Cecil and Ida Green Professor of Physics, MIT
Member , U.S. National Academy of Sciences
Xiao-gang Wen is a Cecil and Ida Green Professor of Physics at the Massachusetts Institute of Technology. His expertise is in condensed matter theory of strongly correlated electronic systems. He is the author of a book in advanced quantum many-body theory entitled, Quantum Field Theory of Many-body Systems: From the Origin of Sound to an Origin of Light and Electrons (Oxford University Press, 2004).
Wen studied superstring theory under theoretical physicist Edward Witten at Princeton University where he received his Ph.D. degree in 1987. He later switched his research field to condensed matter physics while working with theoretical physicists Robert Schrieffer, Frank Wilczek, Anthony Zee in Institute for Theoretical Physics, UC Santa Barbara (1987–1989).

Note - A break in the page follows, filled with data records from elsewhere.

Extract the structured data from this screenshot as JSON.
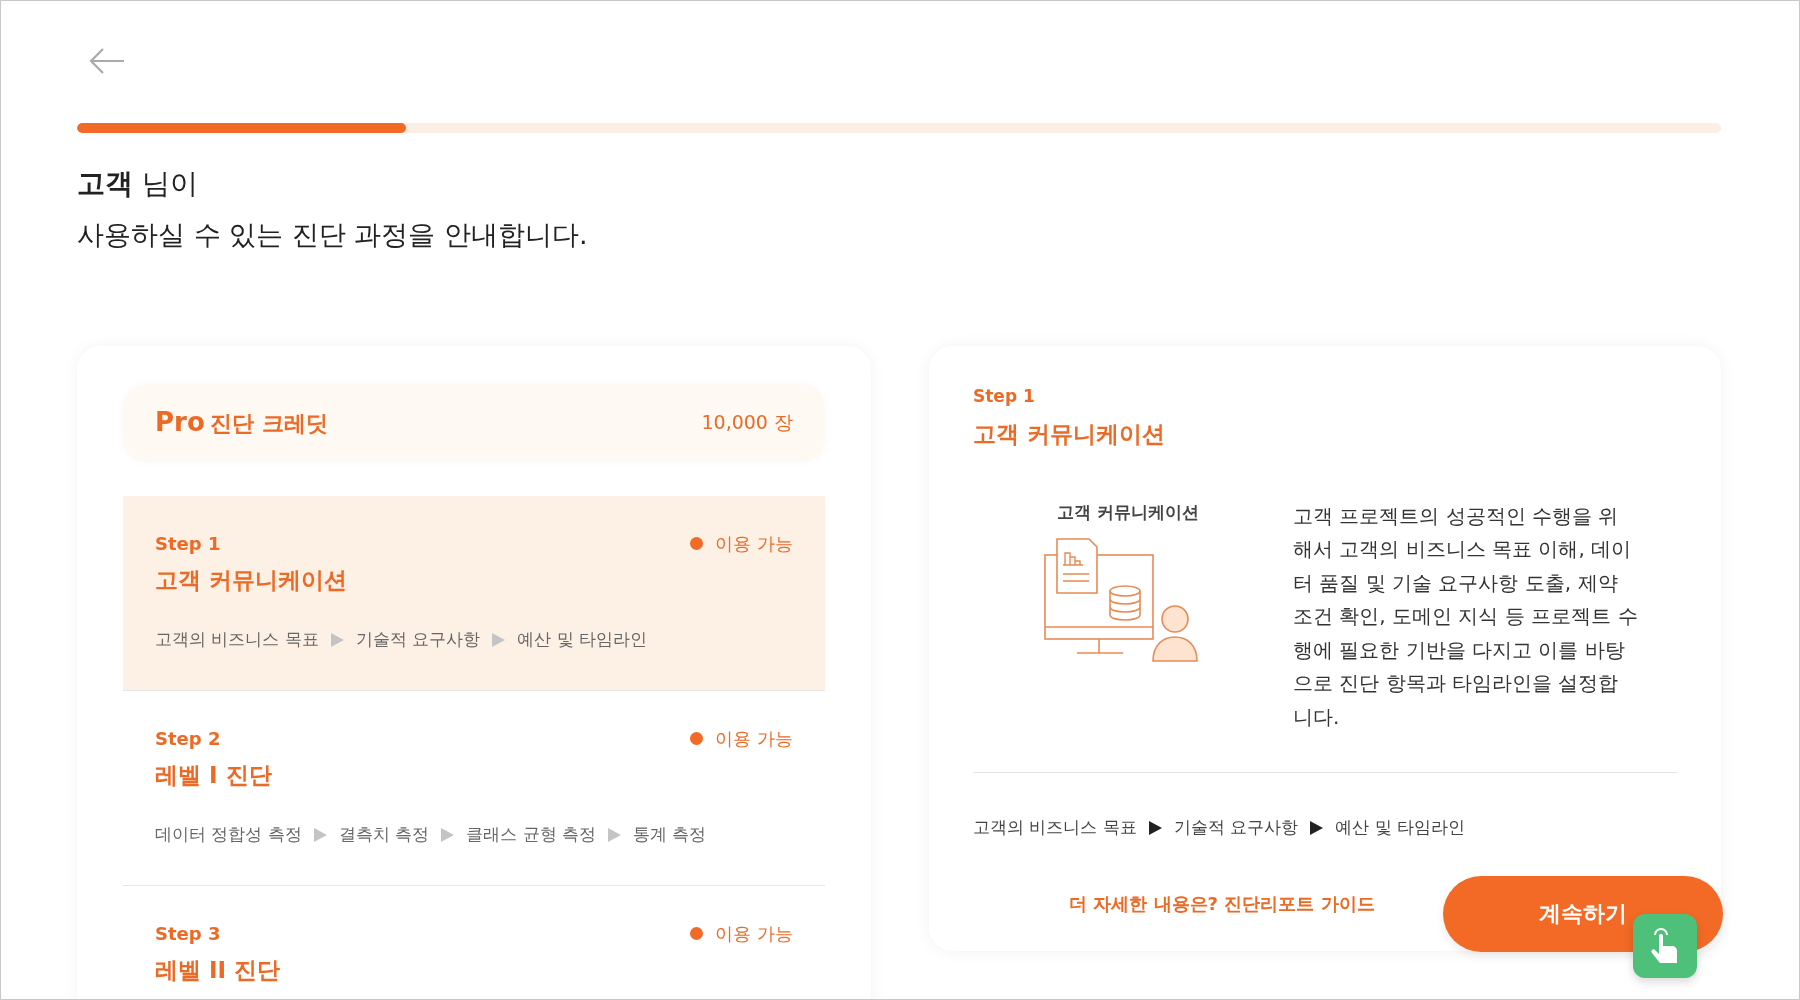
{
  "progress": {
    "level": 0.2
  },
  "greeting": {
    "name": "고객",
    "suffix": "님이",
    "subtitle": "사용하실 수 있는 진단 과정을 안내합니다."
  },
  "credit": {
    "plan": "Pro",
    "label": "진단 크레딧",
    "amount": "10,000 장"
  },
  "steps": [
    {
      "step": "Step 1",
      "title": "고객 커뮤니케이션",
      "status": "이용 가능",
      "selected": true,
      "tasks": [
        "고객의 비즈니스 목표",
        "기술적 요구사항",
        "예산 및 타임라인"
      ]
    },
    {
      "step": "Step 2",
      "title": "레벨 I 진단",
      "status": "이용 가능",
      "selected": false,
      "tasks": [
        "데이터 정합성 측정",
        "결측치 측정",
        "클래스 균형 측정",
        "통계 측정"
      ]
    },
    {
      "step": "Step 3",
      "title": "레벨 II 진단",
      "status": "이용 가능",
      "selected": false
    }
  ],
  "detail": {
    "step": "Step 1",
    "title": "고객 커뮤니케이션",
    "illustration_label": "고객 커뮤니케이션",
    "description": "고객 프로젝트의 성공적인 수행을 위해서 고객의 비즈니스 목표 이해, 데이터 품질 및 기술 요구사항 도출, 제약 조건 확인, 도메인 지식 등 프로젝트 수행에 필요한 기반을 다지고 이를 바탕으로 진단 항목과 타임라인을 설정합니다.",
    "tasks": [
      "고객의 비즈니스 목표",
      "기술적 요구사항",
      "예산 및 타임라인"
    ]
  },
  "guide_link": "더 자세한 내용은? 진단리포트 가이드",
  "continue_button": "계속하기"
}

Wen introduced the notion of topological order (1989) and symmetry protected topological order (2008), to describe a new class of quantum matter beyond Landau symmetry breaking theory. He discovered Z2 spin liquid -- the simplest example of topological order (1991), as well as non-abelian statistics (1991) in a class of 2+1D topologically ordered wave functions. He developed the string-net theory of the topological order (2005), which lead to the emergence of gauge bosons and fermions [or anyons in (2+1)D] from the states formed by purely bosonic qubits. The string-net theory provides a way to understand and unify gauge interactions and Fermi statistics, and leads to a new type of unified theories: using quantum information (qubits) to unify all elementary particles. Wen also found that, as a new type of order, topological order (or long-range entanglement) requires a new mathematical frame work, such as higher category and group cohomology, to describe it. Using category theory, Wen have calculated the complete table of 2+1D topological phases of matter for both bosonic and fermionic systems with or without symmetry.